[T]he attorney general is probing a second scandal of the Obama administration related to the 2016 presidential election. Or it would be regarded as a second scandal if it garnered more attention: Why the Obama administration failed to forcefully respond to intelligence of Russian interference in our elections.
“Bob Mueller did some impressive work in his investigation, you know, identifying some of the Russian hackers and their influence campaign and you sort of wonder if that kind of work had been done starting in 2016, things could have been a lot different,” he said. Crawford replied, “It’s just hard to understand why it wasn’t taken more seriously.” Barr agreed, saying he had no idea why it wasn’t. “That’s one of the things I’m interested in looking at as part of my review of the Russia collusion investigation,” Barr stressed.
This is the key point:
With people warned as early as April 2016, “I’m wondering what, exactly, was the response to it if they were alarmed. Surely the response should have been more than just, you know, dangling a confidential informant in front of a peripheral player in the Trump campaign,” the attorney general told Crawford before she moved to another topic.
Barr’s testimony before the Senate Judiciary Committee highlights one such example: The attorney general confirmed his understanding that the Obama administration had failed to provide Trump a defensive briefing before January 2017, to inform him of “what the Russians were trying to do and [to] advise him to tell people affiliated with his campaign to be on their guard and vigilant about Russians efforts to undermine public confidence in the election.”

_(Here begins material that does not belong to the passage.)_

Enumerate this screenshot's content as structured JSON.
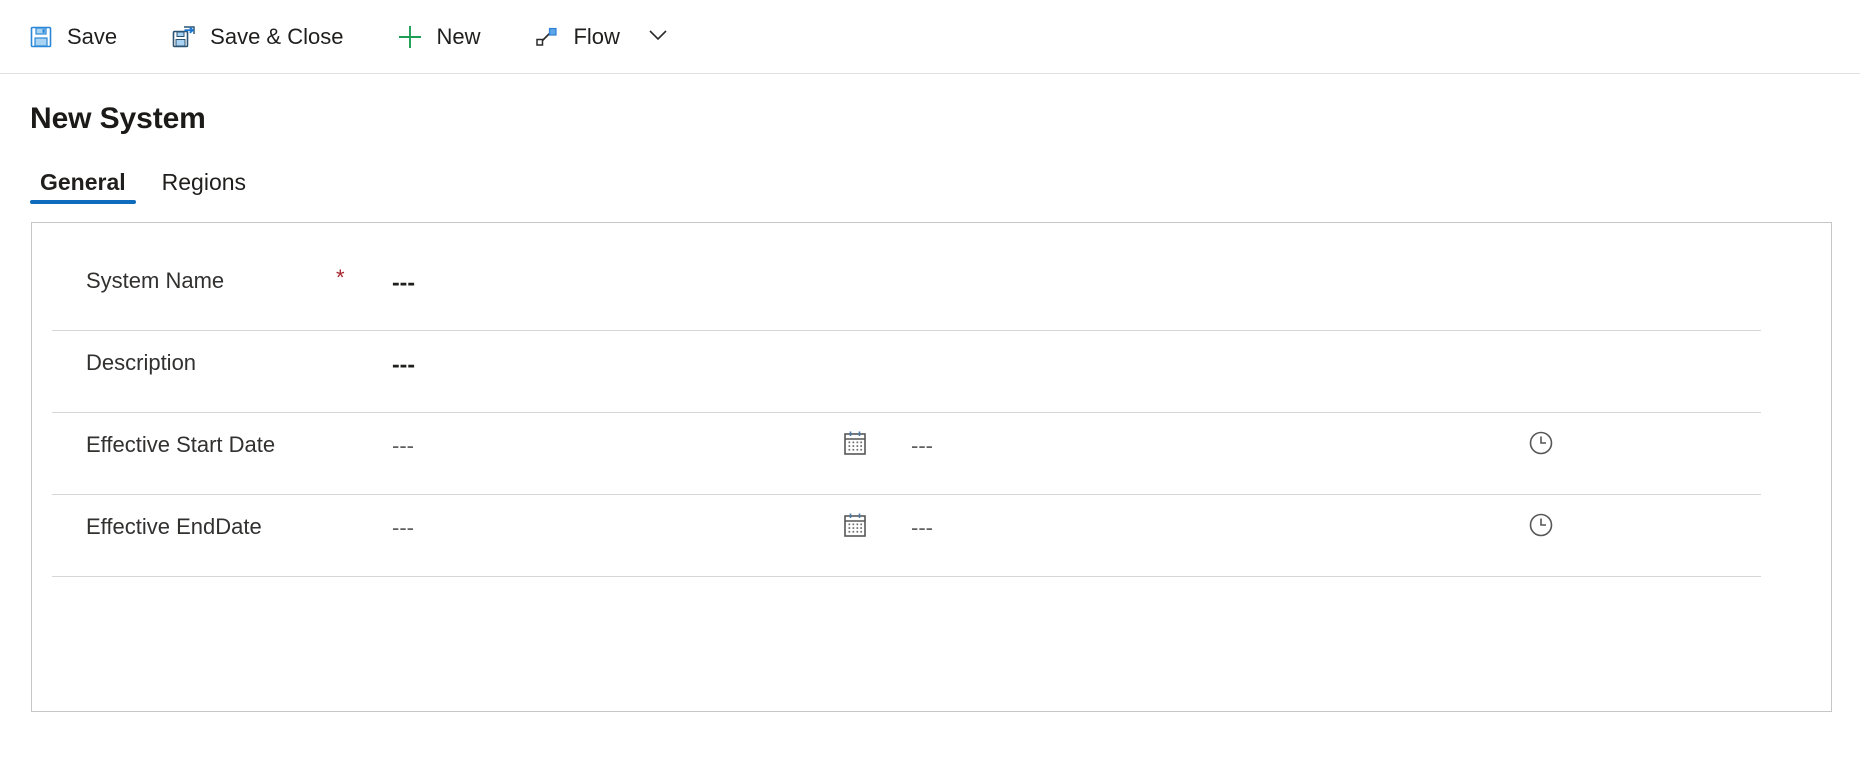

“I can’t fathom why it did not happen, if you’re concerned about interference in the election,” Barr told the senators. With three former U.S. attorneys involved in the campaign, “I don’t understand why the bureau would not have given a defensive briefing,” the attorney general testified.
There is much more, but you get the drift. Knowing that the Russians were carrying out a clumsy effort to sow dissension in connection with the election, Barack Obama and his minions may have chosen not to try to stop the Russian interference, but rather to rather to set up or frame Donald Trump and his campaign for “colluding” with it. Cleveland concludes:
While most of these examples connect to Spygate and suggest the Obama administration and career DOJ and FBI employees inappropriately targeted the Trump campaign, that is but half the scandal. The corollary consists of the Obama administration’s reckless handling of Russia’s interference in the 2016 election and its decision to prioritize a sting of the Trump campaign over fighting foreign influence on the electorate.
I have thought there was no way the Russiagate scandal could get much worse, but now I suspect I was wrong. Another question occurs to me: reportedly, Hillary and her campaign advisers decided as early as the day after the election to blame her loss on Russian “meddling.” Did Hillary know that the Obama administration had laid the groundwork to set up the Trump campaign as complicit in the Russians’ dirty tricks? After all, she paid for the Steele dossier. It would have taken very little to clue her in to the fact that Obama administration minions, whom she probably knew well by virtue of her time as Secretary of State, had been spying on the Trump campaign with a view toward either trying to assure her victory, or disabling the incoming Trump administration in the unlikely event that he might win.